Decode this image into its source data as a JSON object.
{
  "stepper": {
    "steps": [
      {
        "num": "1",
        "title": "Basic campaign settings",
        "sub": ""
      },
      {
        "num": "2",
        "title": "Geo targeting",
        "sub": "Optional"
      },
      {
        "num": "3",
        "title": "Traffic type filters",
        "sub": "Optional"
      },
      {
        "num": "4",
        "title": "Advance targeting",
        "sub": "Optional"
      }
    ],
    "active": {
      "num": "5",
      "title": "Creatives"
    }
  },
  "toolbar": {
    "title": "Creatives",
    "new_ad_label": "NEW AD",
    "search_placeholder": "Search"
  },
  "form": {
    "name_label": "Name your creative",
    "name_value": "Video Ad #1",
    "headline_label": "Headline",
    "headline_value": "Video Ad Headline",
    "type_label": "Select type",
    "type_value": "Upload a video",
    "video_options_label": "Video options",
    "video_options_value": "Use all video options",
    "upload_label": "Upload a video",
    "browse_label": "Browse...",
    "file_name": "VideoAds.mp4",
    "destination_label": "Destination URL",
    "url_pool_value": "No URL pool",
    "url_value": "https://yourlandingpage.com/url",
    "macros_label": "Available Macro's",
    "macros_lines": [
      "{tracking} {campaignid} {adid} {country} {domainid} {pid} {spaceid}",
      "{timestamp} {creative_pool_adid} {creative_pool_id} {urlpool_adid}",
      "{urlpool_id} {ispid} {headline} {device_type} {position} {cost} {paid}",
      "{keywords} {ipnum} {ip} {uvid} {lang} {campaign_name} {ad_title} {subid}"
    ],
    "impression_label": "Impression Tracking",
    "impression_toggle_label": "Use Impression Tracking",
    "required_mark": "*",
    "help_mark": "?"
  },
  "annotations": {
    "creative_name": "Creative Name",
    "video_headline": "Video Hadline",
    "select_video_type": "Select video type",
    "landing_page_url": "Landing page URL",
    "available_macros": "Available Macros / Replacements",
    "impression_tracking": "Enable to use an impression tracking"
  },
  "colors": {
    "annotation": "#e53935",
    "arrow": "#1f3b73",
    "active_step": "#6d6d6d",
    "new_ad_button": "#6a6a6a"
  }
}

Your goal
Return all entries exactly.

Exercise response
Decode this image into its source data as a JSON object.
{
  "stepper": {
    "steps": [
      {
        "num": "1",
        "title": "Basic campaign settings",
        "sub": ""
      },
      {
        "num": "2",
        "title": "Geo targeting",
        "sub": "Optional"
      },
      {
        "num": "3",
        "title": "Traffic type filters",
        "sub": "Optional"
      },
      {
        "num": "4",
        "title": "Advance targeting",
        "sub": "Optional"
      }
    ],
    "active": {
      "num": "5",
      "title": "Creatives"
    }
  },
  "toolbar": {
    "title": "Creatives",
    "new_ad_label": "NEW AD",
    "search_placeholder": "Search"
  },
  "form": {
    "name_label": "Name your creative",
    "name_value": "Video Ad #1",
    "headline_label": "Headline",
    "headline_value": "Video Ad Headline",
    "type_label": "Select type",
    "type_value": "Upload a video",
    "video_options_label": "Video options",
    "video_options_value": "Use all video options",
    "upload_label": "Upload a video",
    "browse_label": "Browse...",
    "file_name": "VideoAds.mp4",
    "destination_label": "Destination URL",
    "url_pool_value": "No URL pool",
    "url_value": "https://yourlandingpage.com/url",
    "macros_label": "Available Macro's",
    "macros_lines": [
      "{tracking} {campaignid} {adid} {country} {domainid} {pid} {spaceid}",
      "{timestamp} {creative_pool_adid} {creative_pool_id} {urlpool_adid}",
      "{urlpool_id} {ispid} {headline} {device_type} {position} {cost} {paid}",
      "{keywords} {ipnum} {ip} {uvid} {lang} {campaign_name} {ad_title} {subid}"
    ],
    "impression_label": "Impression Tracking",
    "impression_toggle_label": "Use Impression Tracking",
    "required_mark": "*",
    "help_mark": "?"
  },
  "annotations": {
    "creative_name": "Creative Name",
    "video_headline": "Video Hadline",
    "select_video_type": "Select video type",
    "landing_page_url": "Landing page URL",
    "available_macros": "Available Macros / Replacements",
    "impression_tracking": "Enable to use an impression tracking"
  },
  "colors": {
    "annotation": "#e53935",
    "arrow": "#1f3b73",
    "active_step": "#6d6d6d",
    "new_ad_button": "#6a6a6a"
  }
}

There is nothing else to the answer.